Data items
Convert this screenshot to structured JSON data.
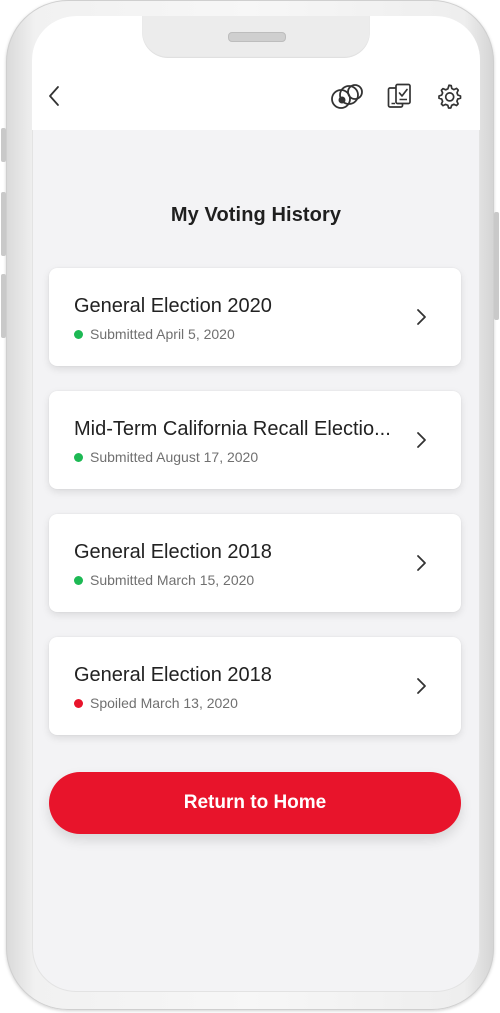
{
  "header": {
    "back_icon": "chevron-left-icon",
    "icons": [
      "connection-circles-icon",
      "documents-icon",
      "gear-icon"
    ]
  },
  "page": {
    "title": "My Voting History"
  },
  "history": [
    {
      "title": "General Election 2020",
      "status": "Submitted April 5, 2020",
      "status_color": "#1db954"
    },
    {
      "title": "Mid-Term California Recall Electio...",
      "status": "Submitted August 17, 2020",
      "status_color": "#1db954"
    },
    {
      "title": "General Election 2018",
      "status": "Submitted March 15, 2020",
      "status_color": "#1db954"
    },
    {
      "title": "General Election 2018",
      "status": "Spoiled March 13, 2020",
      "status_color": "#e8142b"
    }
  ],
  "actions": {
    "home_label": "Return to Home"
  },
  "theme": {
    "accent": "#e8142b",
    "success": "#1db954"
  }
}
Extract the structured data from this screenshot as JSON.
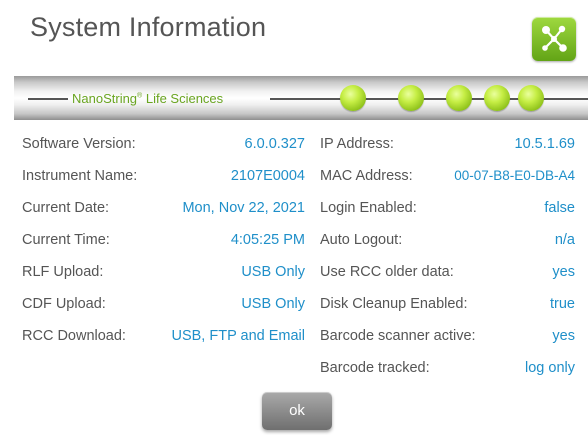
{
  "dialog": {
    "title": "System Information",
    "network_icon": "network-nodes-icon",
    "accent_green": "#8ec11a",
    "value_color": "#1f8fc9"
  },
  "banner": {
    "brand_name": "NanoString",
    "brand_mark": "®",
    "brand_suffix": "Life Sciences"
  },
  "left": [
    {
      "label": "Software Version:",
      "value": "6.0.0.327"
    },
    {
      "label": "Instrument Name:",
      "value": "2107E0004"
    },
    {
      "label": "Current Date:",
      "value": "Mon, Nov 22, 2021"
    },
    {
      "label": "Current Time:",
      "value": "4:05:25 PM"
    },
    {
      "label": "RLF Upload:",
      "value": "USB Only"
    },
    {
      "label": "CDF Upload:",
      "value": "USB Only"
    },
    {
      "label": "RCC Download:",
      "value": "USB, FTP and Email"
    }
  ],
  "right": [
    {
      "label": "IP Address:",
      "value": "10.5.1.69"
    },
    {
      "label": "MAC Address:",
      "value": "00-07-B8-E0-DB-A4"
    },
    {
      "label": "Login Enabled:",
      "value": "false"
    },
    {
      "label": "Auto Logout:",
      "value": "n/a"
    },
    {
      "label": "Use RCC older data:",
      "value": "yes"
    },
    {
      "label": "Disk Cleanup Enabled:",
      "value": "true"
    },
    {
      "label": "Barcode scanner active:",
      "value": "yes"
    },
    {
      "label": "Barcode tracked:",
      "value": "log only"
    }
  ],
  "footer": {
    "ok_label": "ok"
  }
}
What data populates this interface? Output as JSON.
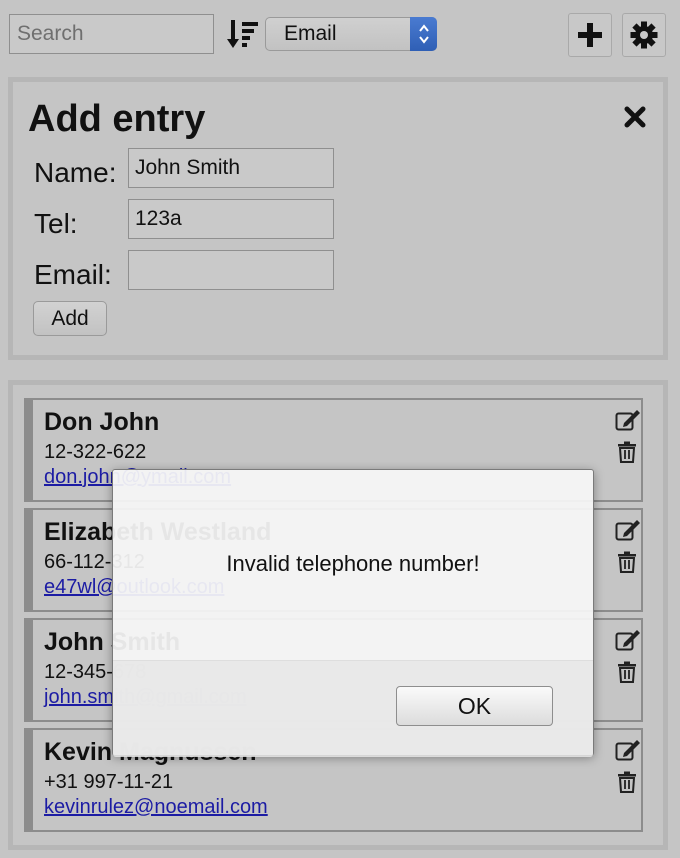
{
  "toolbar": {
    "search_placeholder": "Search",
    "sort_icon": "sort-descending-icon",
    "sort_field": "Email",
    "add_icon": "plus-icon",
    "settings_icon": "gear-icon"
  },
  "add_entry": {
    "title": "Add entry",
    "close_icon": "close-icon",
    "fields": [
      {
        "label": "Name:",
        "value": "John Smith"
      },
      {
        "label": "Tel:",
        "value": "123a"
      },
      {
        "label": "Email:",
        "value": ""
      }
    ],
    "add_button": "Add"
  },
  "contacts": [
    {
      "name": "Don John",
      "tel": "12-322-622",
      "email": "don.john@ymail.com"
    },
    {
      "name": "Elizabeth Westland",
      "tel": "66-112-312",
      "email": "e47wl@outlook.com"
    },
    {
      "name": "John Smith",
      "tel": "12-345-678",
      "email": "john.smith@gmail.com"
    },
    {
      "name": "Kevin Magnussen",
      "tel": "+31 997-11-21",
      "email": "kevinrulez@noemail.com"
    }
  ],
  "dialog": {
    "message": "Invalid telephone number!",
    "ok_label": "OK"
  },
  "colors": {
    "background": "#c5c5c5",
    "link": "#1c1ca4",
    "select_accent": "#3a6bc4"
  }
}
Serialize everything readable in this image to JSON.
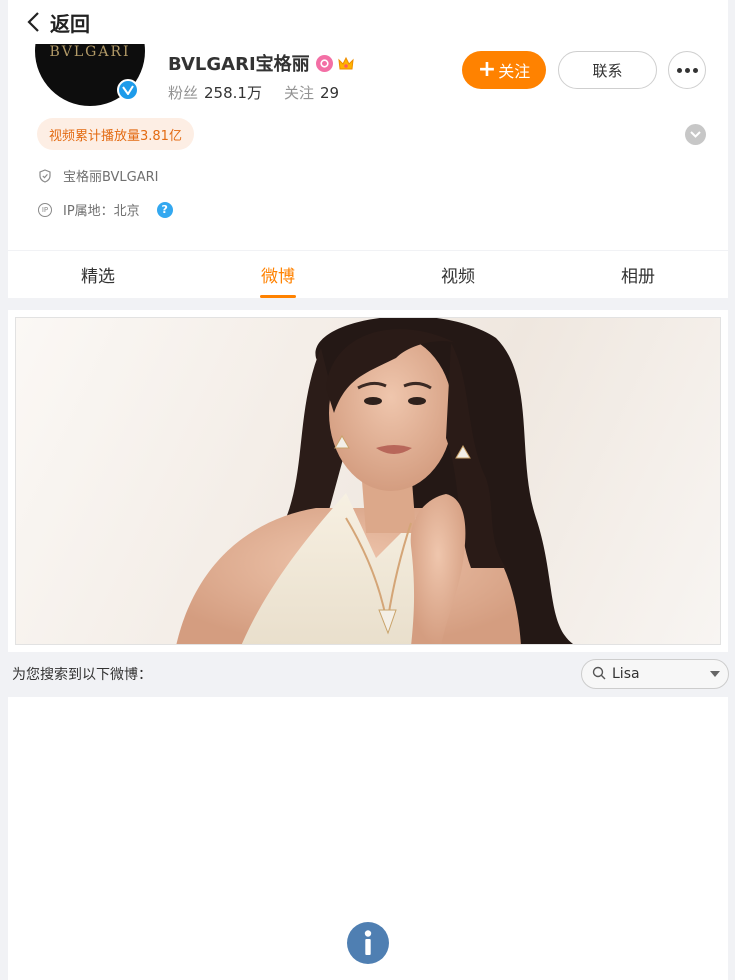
{
  "nav": {
    "back_label": "返回"
  },
  "profile": {
    "avatar_text": "BVLGARI",
    "name": "BVLGARI宝格丽",
    "stats": [
      {
        "label": "粉丝",
        "value": "258.1万"
      },
      {
        "label": "关注",
        "value": "29"
      }
    ],
    "actions": {
      "follow_label": "关注",
      "contact_label": "联系"
    },
    "play_count": "视频累计播放量3.81亿",
    "verify_text": "宝格丽BVLGARI",
    "ip_icon_text": "IP",
    "ip_location": "IP属地：北京",
    "help_mark": "?"
  },
  "tabs": [
    {
      "label": "精选",
      "active": false
    },
    {
      "label": "微博",
      "active": true
    },
    {
      "label": "视频",
      "active": false
    },
    {
      "label": "相册",
      "active": false
    }
  ],
  "search": {
    "result_text": "为您搜索到以下微博：",
    "keyword": "Lisa"
  },
  "colors": {
    "accent": "#ff8200",
    "verified_blue": "#1d9bea",
    "pill_bg": "#fdeee4",
    "pill_text": "#e36b13",
    "info_blue": "#4f7fb2"
  },
  "icons": [
    "chevron-left-icon",
    "verified-icon",
    "fan-badge-icon",
    "crown-icon",
    "more-icon",
    "chevron-down-icon",
    "shield-icon",
    "ip-icon",
    "help-icon",
    "search-icon",
    "info-icon"
  ]
}
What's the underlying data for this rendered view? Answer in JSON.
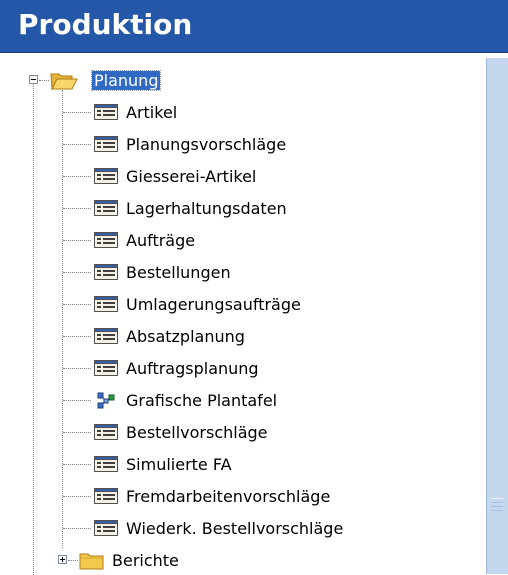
{
  "header": {
    "title": "Produktion"
  },
  "tree": {
    "root": {
      "label": "Planung",
      "expanded": true,
      "icon": "folder-open-icon"
    },
    "children": [
      {
        "label": "Artikel",
        "icon": "form-icon"
      },
      {
        "label": "Planungsvorschläge",
        "icon": "form-icon"
      },
      {
        "label": "Giesserei-Artikel",
        "icon": "form-icon"
      },
      {
        "label": "Lagerhaltungsdaten",
        "icon": "form-icon"
      },
      {
        "label": "Aufträge",
        "icon": "form-icon"
      },
      {
        "label": "Bestellungen",
        "icon": "form-icon"
      },
      {
        "label": "Umlagerungsaufträge",
        "icon": "form-icon"
      },
      {
        "label": "Absatzplanung",
        "icon": "form-icon"
      },
      {
        "label": "Auftragsplanung",
        "icon": "form-icon"
      },
      {
        "label": "Grafische Plantafel",
        "icon": "graph-icon"
      },
      {
        "label": "Bestellvorschläge",
        "icon": "form-icon"
      },
      {
        "label": "Simulierte FA",
        "icon": "form-icon"
      },
      {
        "label": "Fremdarbeitenvorschläge",
        "icon": "form-icon"
      },
      {
        "label": "Wiederk. Bestellvorschläge",
        "icon": "form-icon"
      }
    ],
    "sibling": {
      "label": "Berichte",
      "expanded": false,
      "icon": "folder-closed-icon"
    }
  },
  "colors": {
    "header_bg": "#2457a8",
    "selection_bg": "#316ac5",
    "scrollbar_bg": "#c4d7ef"
  }
}
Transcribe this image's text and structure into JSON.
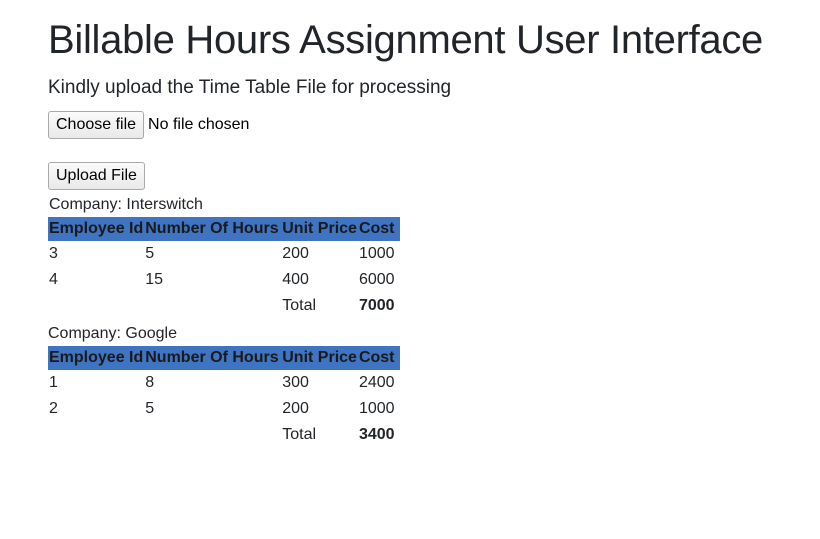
{
  "page": {
    "title": "Billable Hours Assignment User Interface",
    "subtitle": "Kindly upload the Time Table File for processing"
  },
  "file_input": {
    "button_label": "Choose file",
    "status": "No file chosen"
  },
  "upload": {
    "button_label": "Upload File"
  },
  "table_headers": [
    "Employee Id",
    "Number Of Hours",
    "Unit Price",
    "Cost"
  ],
  "companies": [
    {
      "label": "Company: Interswitch",
      "rows": [
        [
          "3",
          "5",
          "200",
          "1000"
        ],
        [
          "4",
          "15",
          "400",
          "6000"
        ]
      ],
      "total_label": "Total",
      "total_value": "7000"
    },
    {
      "label": "Company: Google",
      "rows": [
        [
          "1",
          "8",
          "300",
          "2400"
        ],
        [
          "2",
          "5",
          "200",
          "1000"
        ]
      ],
      "total_label": "Total",
      "total_value": "3400"
    }
  ]
}
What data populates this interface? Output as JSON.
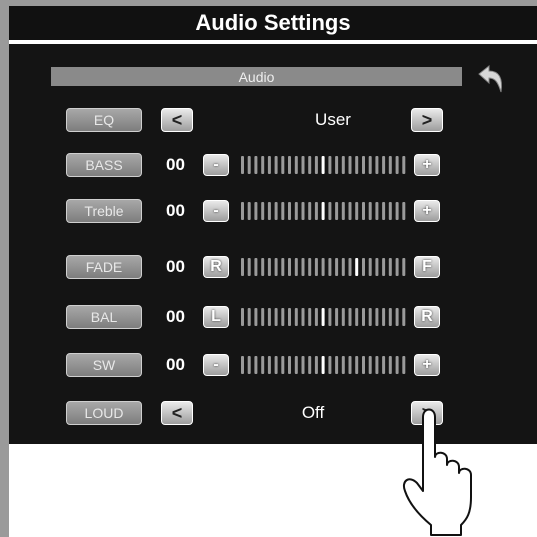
{
  "title": "Audio Settings",
  "section_label": "Audio",
  "rows": [
    {
      "label": "EQ",
      "type": "selector",
      "value": "User",
      "prev": "<",
      "next": ">"
    },
    {
      "label": "BASS",
      "type": "slider",
      "value": "00",
      "left": "-",
      "right": "+",
      "level": 0.5
    },
    {
      "label": "Treble",
      "type": "slider",
      "value": "00",
      "left": "-",
      "right": "+",
      "level": 0.5
    },
    {
      "label": "FADE",
      "type": "slider",
      "value": "00",
      "left": "R",
      "right": "F",
      "level": 0.7
    },
    {
      "label": "BAL",
      "type": "slider",
      "value": "00",
      "left": "L",
      "right": "R",
      "level": 0.5
    },
    {
      "label": "SW",
      "type": "slider",
      "value": "00",
      "left": "-",
      "right": "+",
      "level": 0.5
    },
    {
      "label": "LOUD",
      "type": "selector",
      "value": "Off",
      "prev": "<",
      "next": ">"
    }
  ],
  "icons": {
    "back": "back-arrow-icon",
    "pointer": "hand-pointer-icon"
  }
}
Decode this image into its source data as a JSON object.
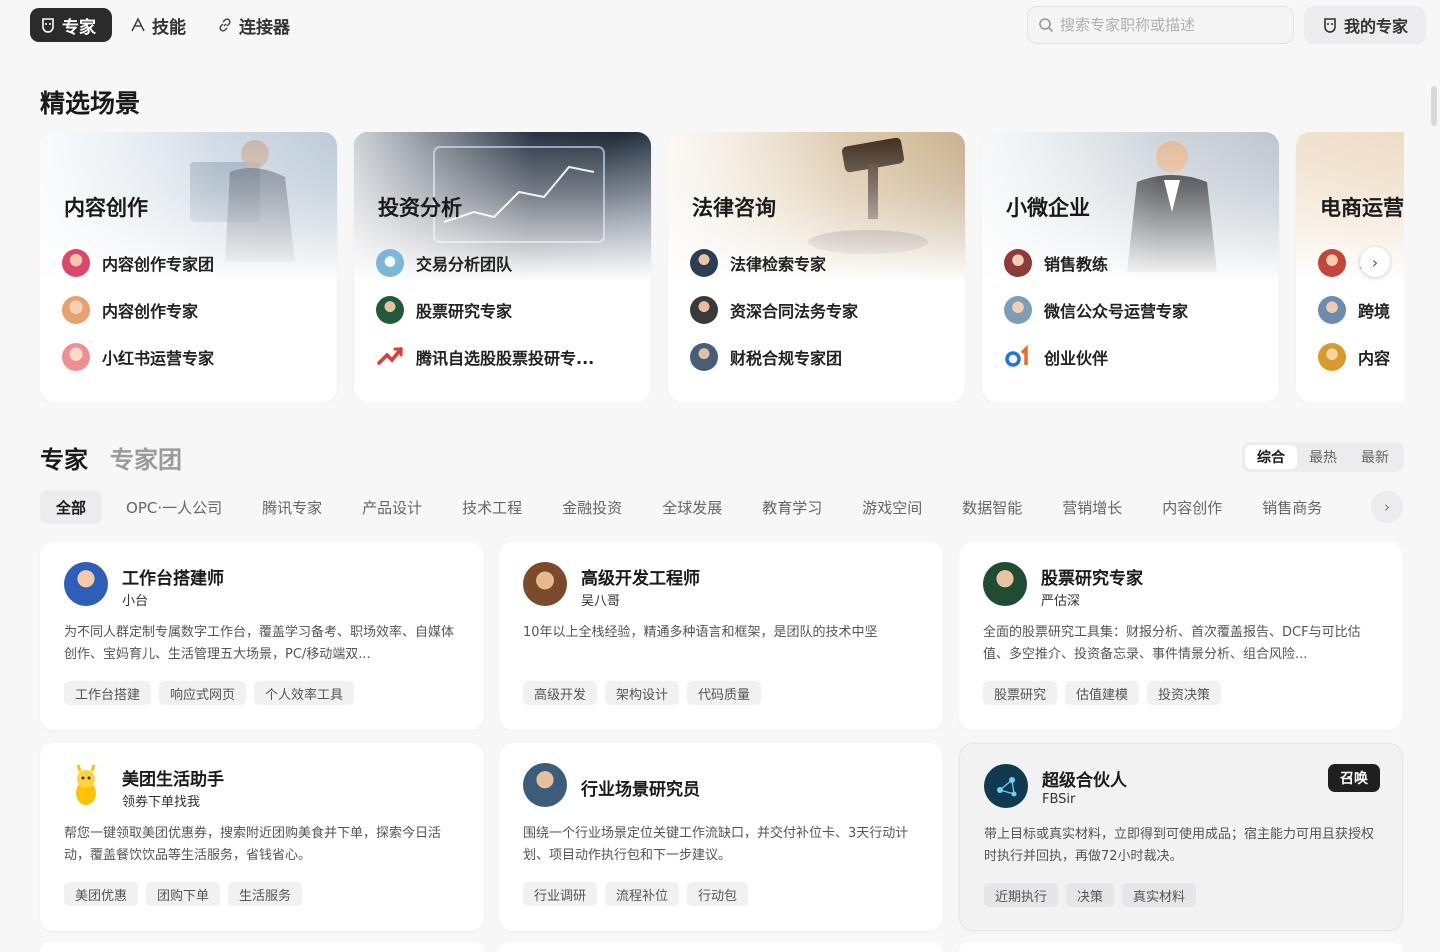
{
  "nav": {
    "tabs": [
      {
        "label": "专家",
        "icon": "expert-icon"
      },
      {
        "label": "技能",
        "icon": "skill-icon"
      },
      {
        "label": "连接器",
        "icon": "link-icon"
      }
    ],
    "search_placeholder": "搜索专家职称或描述",
    "my_experts": "我的专家"
  },
  "featured": {
    "title": "精选场景",
    "scenes": [
      {
        "title": "内容创作",
        "items": [
          "内容创作专家团",
          "内容创作专家",
          "小红书运营专家"
        ]
      },
      {
        "title": "投资分析",
        "items": [
          "交易分析团队",
          "股票研究专家",
          "腾讯自选股股票投研专..."
        ]
      },
      {
        "title": "法律咨询",
        "items": [
          "法律检索专家",
          "资深合同法务专家",
          "财税合规专家团"
        ]
      },
      {
        "title": "小微企业",
        "items": [
          "销售教练",
          "微信公众号运营专家",
          "创业伙伴"
        ]
      },
      {
        "title": "电商运营",
        "items": [
          "1",
          "跨境",
          "内容"
        ]
      }
    ]
  },
  "experts": {
    "tab_expert": "专家",
    "tab_team": "专家团",
    "sort": [
      "综合",
      "最热",
      "最新"
    ],
    "categories": [
      "全部",
      "OPC·一人公司",
      "腾讯专家",
      "产品设计",
      "技术工程",
      "金融投资",
      "全球发展",
      "教育学习",
      "游戏空间",
      "数据智能",
      "营销增长",
      "内容创作",
      "销售商务"
    ],
    "cards": [
      {
        "name": "工作台搭建师",
        "author": "小台",
        "desc": "为不同人群定制专属数字工作台，覆盖学习备考、职场效率、自媒体创作、宝妈育儿、生活管理五大场景，PC/移动端双...",
        "tags": [
          "工作台搭建",
          "响应式网页",
          "个人效率工具"
        ]
      },
      {
        "name": "高级开发工程师",
        "author": "吴八哥",
        "desc": "10年以上全栈经验，精通多种语言和框架，是团队的技术中坚",
        "tags": [
          "高级开发",
          "架构设计",
          "代码质量"
        ]
      },
      {
        "name": "股票研究专家",
        "author": "严估深",
        "desc": "全面的股票研究工具集：财报分析、首次覆盖报告、DCF与可比估值、多空推介、投资备忘录、事件情景分析、组合风险...",
        "tags": [
          "股票研究",
          "估值建模",
          "投资决策"
        ]
      },
      {
        "name": "美团生活助手",
        "author": "领券下单找我",
        "desc": "帮您一键领取美团优惠券，搜索附近团购美食并下单，探索今日活动，覆盖餐饮饮品等生活服务，省钱省心。",
        "tags": [
          "美团优惠",
          "团购下单",
          "生活服务"
        ]
      },
      {
        "name": "行业场景研究员",
        "author": "",
        "desc": "围绕一个行业场景定位关键工作流缺口，并交付补位卡、3天行动计划、项目动作执行包和下一步建议。",
        "tags": [
          "行业调研",
          "流程补位",
          "行动包"
        ]
      },
      {
        "name": "超级合伙人",
        "author": "FBSir",
        "desc": "带上目标或真实材料，立即得到可使用成品；宿主能力可用且获授权时执行并回执，再做72小时裁决。",
        "tags": [
          "近期执行",
          "决策",
          "真实材料"
        ],
        "badge": "召唤"
      }
    ]
  }
}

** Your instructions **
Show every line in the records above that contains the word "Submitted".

** Task answer **
      "status": "Submitted April 5, 2020",
      "status": "Submitted August 17, 2020",
      "status": "Submitted March 15, 2020",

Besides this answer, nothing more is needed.